#### [INSTRUCTIONS TO FOLLOW]
Every record below needs to be set down exactly. Pictures do not belong in the copy.

(STORED DATA begins)

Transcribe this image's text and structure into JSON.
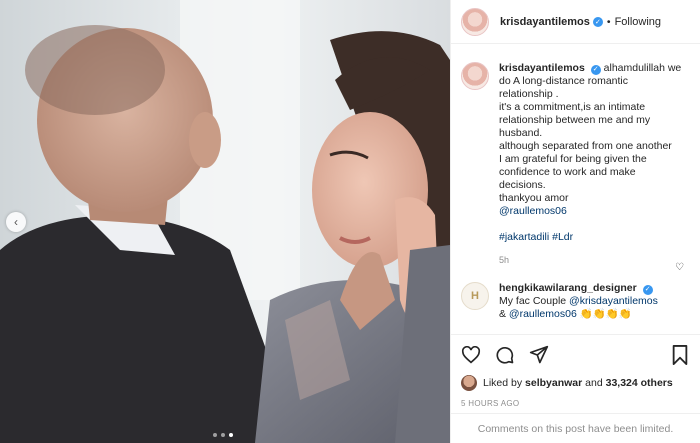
{
  "post": {
    "username": "krisdayantilemos",
    "follow_separator": "•",
    "follow_status": "Following",
    "caption_lines": [
      "alhamdulillah we",
      "do A long-distance romantic",
      "relationship .",
      "it's a commitment,is an intimate",
      "relationship between me and my",
      "husband.",
      "although separated from one another",
      "I am grateful for being given the",
      "confidence to work and make",
      "decisions.",
      "thankyou amor"
    ],
    "mention": "@raullemos06",
    "hashtags": "#jakartadili #Ldr",
    "time": "5h"
  },
  "comment": {
    "username": "hengkikawilarang_designer",
    "avatar_letter": "H",
    "text_prefix": "My fac Couple ",
    "mention1": "@krisdayantilemos",
    "text_line2_prefix": "& ",
    "mention2": "@raullemos06",
    "emojis": "👏👏👏👏"
  },
  "likes": {
    "prefix": "Liked by ",
    "user": "selbyanwar",
    "middle": " and ",
    "count": "33,324 others"
  },
  "posted_ago": "5 HOURS AGO",
  "comments_limited": "Comments on this post have been limited.",
  "carousel": {
    "current": 3,
    "total": 3
  },
  "colors": {
    "verified": "#3897f0",
    "link": "#00376b",
    "muted": "#8e8e8e"
  },
  "icons": [
    "heart-icon",
    "comment-icon",
    "share-icon",
    "bookmark-icon",
    "chevron-left-icon"
  ]
}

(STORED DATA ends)

#### [SOLUTION FOR THIS EXERCISE]
Transcribe this image's text and structure into JSON.
{
  "post": {
    "username": "krisdayantilemos",
    "follow_separator": "•",
    "follow_status": "Following",
    "caption_lines": [
      "alhamdulillah we",
      "do A long-distance romantic",
      "relationship .",
      "it's a commitment,is an intimate",
      "relationship between me and my",
      "husband.",
      "although separated from one another",
      "I am grateful for being given the",
      "confidence to work and make",
      "decisions.",
      "thankyou amor"
    ],
    "mention": "@raullemos06",
    "hashtags": "#jakartadili #Ldr",
    "time": "5h"
  },
  "comment": {
    "username": "hengkikawilarang_designer",
    "avatar_letter": "H",
    "text_prefix": "My fac Couple ",
    "mention1": "@krisdayantilemos",
    "text_line2_prefix": "& ",
    "mention2": "@raullemos06",
    "emojis": "👏👏👏👏"
  },
  "likes": {
    "prefix": "Liked by ",
    "user": "selbyanwar",
    "middle": " and ",
    "count": "33,324 others"
  },
  "posted_ago": "5 HOURS AGO",
  "comments_limited": "Comments on this post have been limited.",
  "carousel": {
    "current": 3,
    "total": 3
  },
  "colors": {
    "verified": "#3897f0",
    "link": "#00376b",
    "muted": "#8e8e8e"
  },
  "icons": [
    "heart-icon",
    "comment-icon",
    "share-icon",
    "bookmark-icon",
    "chevron-left-icon"
  ]
}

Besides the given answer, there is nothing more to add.